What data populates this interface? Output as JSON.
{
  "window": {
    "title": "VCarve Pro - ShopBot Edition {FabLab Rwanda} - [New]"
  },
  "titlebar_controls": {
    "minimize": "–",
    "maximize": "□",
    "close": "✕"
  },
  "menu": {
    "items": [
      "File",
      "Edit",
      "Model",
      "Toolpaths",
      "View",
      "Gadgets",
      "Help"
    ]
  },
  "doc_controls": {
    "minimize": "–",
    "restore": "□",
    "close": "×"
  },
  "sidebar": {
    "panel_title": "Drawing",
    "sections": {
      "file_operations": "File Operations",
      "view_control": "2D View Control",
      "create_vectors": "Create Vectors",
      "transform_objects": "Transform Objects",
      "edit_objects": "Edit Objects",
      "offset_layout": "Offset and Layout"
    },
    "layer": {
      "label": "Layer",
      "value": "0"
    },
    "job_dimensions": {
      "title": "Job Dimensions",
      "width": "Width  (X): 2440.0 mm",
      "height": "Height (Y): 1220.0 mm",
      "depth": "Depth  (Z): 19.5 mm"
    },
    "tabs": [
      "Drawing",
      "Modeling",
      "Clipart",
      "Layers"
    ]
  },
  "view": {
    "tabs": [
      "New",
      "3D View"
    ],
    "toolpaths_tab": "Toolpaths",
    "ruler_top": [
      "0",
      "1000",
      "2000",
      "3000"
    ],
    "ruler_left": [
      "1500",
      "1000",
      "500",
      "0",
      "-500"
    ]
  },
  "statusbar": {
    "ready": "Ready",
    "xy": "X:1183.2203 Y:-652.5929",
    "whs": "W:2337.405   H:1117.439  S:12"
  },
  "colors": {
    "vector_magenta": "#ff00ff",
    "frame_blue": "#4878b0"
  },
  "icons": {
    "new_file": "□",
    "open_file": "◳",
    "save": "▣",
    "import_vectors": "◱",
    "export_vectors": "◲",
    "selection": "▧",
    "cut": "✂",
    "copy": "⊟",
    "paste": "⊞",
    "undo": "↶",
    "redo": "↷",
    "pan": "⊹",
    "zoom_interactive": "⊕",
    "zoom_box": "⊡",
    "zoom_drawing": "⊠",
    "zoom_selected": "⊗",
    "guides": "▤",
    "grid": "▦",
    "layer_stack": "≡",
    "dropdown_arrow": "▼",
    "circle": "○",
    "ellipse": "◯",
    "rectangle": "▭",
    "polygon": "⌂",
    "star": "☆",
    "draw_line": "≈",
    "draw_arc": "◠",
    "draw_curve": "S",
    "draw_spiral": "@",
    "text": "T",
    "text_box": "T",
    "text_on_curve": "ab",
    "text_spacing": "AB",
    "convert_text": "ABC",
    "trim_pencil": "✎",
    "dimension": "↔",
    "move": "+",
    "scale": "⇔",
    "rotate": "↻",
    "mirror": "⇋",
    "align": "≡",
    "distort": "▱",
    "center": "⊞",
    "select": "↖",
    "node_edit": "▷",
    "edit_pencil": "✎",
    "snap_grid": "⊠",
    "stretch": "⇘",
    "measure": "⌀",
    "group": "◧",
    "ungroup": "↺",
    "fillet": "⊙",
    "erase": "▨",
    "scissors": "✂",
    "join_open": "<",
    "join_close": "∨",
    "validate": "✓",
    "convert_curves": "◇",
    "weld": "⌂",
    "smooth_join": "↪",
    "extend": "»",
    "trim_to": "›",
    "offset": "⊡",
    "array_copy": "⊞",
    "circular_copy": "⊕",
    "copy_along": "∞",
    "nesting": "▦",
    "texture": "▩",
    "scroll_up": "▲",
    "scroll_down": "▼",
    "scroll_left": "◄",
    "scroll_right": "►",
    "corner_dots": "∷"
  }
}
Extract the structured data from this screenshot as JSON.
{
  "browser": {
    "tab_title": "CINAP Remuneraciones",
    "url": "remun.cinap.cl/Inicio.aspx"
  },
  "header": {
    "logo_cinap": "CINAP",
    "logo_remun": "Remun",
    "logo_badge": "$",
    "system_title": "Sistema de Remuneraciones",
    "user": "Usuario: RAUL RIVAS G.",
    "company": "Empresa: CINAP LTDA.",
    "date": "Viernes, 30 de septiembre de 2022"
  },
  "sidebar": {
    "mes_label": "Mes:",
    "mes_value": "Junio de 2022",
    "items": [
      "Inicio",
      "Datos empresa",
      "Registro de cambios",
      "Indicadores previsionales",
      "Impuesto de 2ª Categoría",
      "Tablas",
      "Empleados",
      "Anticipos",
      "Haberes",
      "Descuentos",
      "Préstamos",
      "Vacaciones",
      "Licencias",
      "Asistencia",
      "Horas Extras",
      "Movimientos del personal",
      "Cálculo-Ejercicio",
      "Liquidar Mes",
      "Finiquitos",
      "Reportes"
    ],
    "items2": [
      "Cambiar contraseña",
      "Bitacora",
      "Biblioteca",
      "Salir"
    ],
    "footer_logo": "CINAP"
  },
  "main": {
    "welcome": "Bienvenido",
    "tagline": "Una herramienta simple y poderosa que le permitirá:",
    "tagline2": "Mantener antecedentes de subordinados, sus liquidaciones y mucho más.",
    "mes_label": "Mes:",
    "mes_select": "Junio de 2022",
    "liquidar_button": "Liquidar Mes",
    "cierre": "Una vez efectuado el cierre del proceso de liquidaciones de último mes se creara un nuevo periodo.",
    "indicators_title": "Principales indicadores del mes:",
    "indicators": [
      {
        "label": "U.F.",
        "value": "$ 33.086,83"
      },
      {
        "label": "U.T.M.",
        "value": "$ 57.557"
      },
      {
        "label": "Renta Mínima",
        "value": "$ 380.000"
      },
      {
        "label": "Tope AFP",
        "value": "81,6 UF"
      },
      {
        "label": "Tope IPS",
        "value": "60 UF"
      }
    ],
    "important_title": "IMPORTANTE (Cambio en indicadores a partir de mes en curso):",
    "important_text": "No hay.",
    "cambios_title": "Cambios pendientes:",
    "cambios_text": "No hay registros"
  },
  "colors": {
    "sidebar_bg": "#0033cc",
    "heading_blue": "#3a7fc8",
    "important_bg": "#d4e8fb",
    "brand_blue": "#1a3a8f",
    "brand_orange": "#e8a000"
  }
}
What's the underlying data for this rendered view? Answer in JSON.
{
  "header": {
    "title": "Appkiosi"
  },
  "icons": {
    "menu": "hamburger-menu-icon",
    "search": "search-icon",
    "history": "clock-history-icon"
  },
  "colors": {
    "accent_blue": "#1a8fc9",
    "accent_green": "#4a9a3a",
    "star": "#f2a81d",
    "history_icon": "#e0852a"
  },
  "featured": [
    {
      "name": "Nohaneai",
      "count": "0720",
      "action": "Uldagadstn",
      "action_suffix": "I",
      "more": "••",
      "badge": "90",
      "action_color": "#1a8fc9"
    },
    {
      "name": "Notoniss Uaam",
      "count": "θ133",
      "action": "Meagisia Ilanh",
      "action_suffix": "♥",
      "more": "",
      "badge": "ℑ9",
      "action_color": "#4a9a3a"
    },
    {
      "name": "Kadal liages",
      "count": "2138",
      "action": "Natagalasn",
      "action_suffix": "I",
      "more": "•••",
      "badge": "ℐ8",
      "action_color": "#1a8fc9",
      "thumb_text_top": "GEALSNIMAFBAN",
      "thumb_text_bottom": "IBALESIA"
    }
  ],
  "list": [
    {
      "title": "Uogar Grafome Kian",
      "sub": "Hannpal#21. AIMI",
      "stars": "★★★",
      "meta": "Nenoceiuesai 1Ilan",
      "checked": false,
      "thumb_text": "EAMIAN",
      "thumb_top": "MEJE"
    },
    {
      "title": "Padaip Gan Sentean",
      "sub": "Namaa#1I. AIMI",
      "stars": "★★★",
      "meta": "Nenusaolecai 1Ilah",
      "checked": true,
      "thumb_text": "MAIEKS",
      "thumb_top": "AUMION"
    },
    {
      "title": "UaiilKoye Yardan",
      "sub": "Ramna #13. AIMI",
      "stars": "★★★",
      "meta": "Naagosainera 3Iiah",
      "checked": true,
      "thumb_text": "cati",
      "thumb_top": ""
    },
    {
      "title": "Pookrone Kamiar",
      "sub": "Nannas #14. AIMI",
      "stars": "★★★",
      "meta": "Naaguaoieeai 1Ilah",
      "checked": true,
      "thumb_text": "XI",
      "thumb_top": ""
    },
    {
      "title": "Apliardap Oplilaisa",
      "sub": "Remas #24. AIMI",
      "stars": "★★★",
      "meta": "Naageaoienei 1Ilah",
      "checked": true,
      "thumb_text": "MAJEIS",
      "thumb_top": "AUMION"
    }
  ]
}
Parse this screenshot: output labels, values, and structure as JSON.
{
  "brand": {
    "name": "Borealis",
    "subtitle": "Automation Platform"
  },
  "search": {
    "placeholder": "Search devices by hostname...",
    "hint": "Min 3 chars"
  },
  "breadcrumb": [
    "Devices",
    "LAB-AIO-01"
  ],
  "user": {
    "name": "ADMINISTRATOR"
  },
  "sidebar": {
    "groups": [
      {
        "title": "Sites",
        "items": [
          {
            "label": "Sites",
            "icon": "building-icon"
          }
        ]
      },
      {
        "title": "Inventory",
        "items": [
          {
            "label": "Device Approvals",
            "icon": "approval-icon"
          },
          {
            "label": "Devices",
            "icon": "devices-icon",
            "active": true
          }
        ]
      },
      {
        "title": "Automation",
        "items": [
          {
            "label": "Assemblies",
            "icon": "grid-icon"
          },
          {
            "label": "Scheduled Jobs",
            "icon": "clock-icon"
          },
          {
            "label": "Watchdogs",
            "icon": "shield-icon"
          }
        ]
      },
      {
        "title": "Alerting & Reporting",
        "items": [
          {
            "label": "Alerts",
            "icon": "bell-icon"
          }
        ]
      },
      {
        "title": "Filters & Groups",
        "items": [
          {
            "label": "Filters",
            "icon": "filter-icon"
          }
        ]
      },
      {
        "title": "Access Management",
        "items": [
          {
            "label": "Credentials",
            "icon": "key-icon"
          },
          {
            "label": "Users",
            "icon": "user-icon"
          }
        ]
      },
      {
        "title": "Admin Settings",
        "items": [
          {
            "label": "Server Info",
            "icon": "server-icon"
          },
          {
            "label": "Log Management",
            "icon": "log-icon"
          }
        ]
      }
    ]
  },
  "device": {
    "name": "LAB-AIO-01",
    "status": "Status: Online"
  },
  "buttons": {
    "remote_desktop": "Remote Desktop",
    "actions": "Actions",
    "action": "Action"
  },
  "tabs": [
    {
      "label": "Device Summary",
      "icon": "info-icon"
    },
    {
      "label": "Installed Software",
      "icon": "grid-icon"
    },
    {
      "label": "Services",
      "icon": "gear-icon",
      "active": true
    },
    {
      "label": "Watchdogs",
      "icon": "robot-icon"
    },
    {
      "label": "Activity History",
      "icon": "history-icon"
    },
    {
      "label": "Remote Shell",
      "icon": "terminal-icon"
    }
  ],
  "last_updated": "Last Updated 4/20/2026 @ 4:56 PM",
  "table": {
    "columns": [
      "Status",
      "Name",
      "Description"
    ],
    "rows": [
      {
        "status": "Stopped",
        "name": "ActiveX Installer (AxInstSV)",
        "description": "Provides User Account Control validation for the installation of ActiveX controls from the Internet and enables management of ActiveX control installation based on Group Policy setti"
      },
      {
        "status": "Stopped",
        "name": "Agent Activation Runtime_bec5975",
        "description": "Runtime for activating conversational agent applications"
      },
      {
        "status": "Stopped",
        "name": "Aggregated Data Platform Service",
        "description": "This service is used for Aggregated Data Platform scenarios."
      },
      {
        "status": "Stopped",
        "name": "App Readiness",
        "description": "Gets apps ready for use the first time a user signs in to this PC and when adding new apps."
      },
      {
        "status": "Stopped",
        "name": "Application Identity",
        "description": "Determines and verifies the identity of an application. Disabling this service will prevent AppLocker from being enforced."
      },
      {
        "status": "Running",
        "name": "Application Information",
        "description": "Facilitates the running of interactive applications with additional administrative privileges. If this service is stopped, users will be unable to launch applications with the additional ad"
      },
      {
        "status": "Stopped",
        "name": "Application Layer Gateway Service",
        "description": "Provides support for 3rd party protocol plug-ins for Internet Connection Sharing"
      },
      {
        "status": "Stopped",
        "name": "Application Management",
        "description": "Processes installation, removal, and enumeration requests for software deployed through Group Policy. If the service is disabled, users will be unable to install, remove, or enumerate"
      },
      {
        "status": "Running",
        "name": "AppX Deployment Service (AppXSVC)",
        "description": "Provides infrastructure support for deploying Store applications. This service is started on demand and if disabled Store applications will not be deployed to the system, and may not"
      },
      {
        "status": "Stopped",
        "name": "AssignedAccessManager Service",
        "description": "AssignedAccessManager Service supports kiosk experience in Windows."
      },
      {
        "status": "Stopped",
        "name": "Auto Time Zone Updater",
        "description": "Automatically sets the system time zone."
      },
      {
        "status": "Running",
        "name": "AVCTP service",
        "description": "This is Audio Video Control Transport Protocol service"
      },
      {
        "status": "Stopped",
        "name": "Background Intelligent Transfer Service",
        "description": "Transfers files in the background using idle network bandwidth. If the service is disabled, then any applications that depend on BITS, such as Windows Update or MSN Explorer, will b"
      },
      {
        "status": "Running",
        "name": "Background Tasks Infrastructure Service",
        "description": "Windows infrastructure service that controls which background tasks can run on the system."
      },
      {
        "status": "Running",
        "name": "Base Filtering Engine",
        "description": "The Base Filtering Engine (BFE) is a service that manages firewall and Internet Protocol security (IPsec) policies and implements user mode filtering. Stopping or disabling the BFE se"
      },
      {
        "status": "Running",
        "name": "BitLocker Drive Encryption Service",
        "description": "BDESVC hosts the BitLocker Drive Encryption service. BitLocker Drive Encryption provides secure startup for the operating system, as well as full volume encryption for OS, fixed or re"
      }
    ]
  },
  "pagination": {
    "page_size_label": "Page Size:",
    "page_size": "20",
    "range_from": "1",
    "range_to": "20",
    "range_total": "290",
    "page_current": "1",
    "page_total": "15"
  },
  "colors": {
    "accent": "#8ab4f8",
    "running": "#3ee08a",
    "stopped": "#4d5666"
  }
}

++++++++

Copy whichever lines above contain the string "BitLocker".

* _RESULT OF THE TASK_
        "name": "BitLocker Drive Encryption Service",
        "description": "BDESVC hosts the BitLocker Drive Encryption service. BitLocker Drive Encryption provides secure startup for the operating system, as well as full volume encryption for OS, fixed or re"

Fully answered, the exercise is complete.